[Data shown]:

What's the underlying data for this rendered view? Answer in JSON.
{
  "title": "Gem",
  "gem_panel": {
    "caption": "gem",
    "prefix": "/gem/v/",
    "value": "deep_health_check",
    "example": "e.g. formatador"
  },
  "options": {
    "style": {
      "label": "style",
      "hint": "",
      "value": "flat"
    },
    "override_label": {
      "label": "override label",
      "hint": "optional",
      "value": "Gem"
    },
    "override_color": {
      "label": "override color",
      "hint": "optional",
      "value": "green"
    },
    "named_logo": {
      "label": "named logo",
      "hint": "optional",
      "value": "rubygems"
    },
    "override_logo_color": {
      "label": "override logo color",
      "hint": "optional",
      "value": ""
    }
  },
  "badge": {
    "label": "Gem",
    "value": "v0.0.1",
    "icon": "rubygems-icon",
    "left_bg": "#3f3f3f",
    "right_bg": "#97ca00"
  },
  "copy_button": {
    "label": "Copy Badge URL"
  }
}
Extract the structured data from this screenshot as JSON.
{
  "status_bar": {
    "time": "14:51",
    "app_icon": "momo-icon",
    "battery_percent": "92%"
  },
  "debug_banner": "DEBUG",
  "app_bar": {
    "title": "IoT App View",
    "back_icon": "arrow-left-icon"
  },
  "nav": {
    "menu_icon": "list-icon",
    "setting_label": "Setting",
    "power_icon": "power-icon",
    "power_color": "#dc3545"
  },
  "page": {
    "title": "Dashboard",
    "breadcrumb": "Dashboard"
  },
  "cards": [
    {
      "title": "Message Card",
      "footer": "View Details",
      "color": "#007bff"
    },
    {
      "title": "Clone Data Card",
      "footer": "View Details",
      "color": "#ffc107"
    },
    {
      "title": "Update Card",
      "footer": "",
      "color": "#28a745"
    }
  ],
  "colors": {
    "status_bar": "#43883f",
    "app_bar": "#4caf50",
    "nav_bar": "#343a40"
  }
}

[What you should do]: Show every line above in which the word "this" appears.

[Task answer]:
What's the underlying data for this rendered view? Answer in JSON.
Extract the structured data from this screenshot as JSON.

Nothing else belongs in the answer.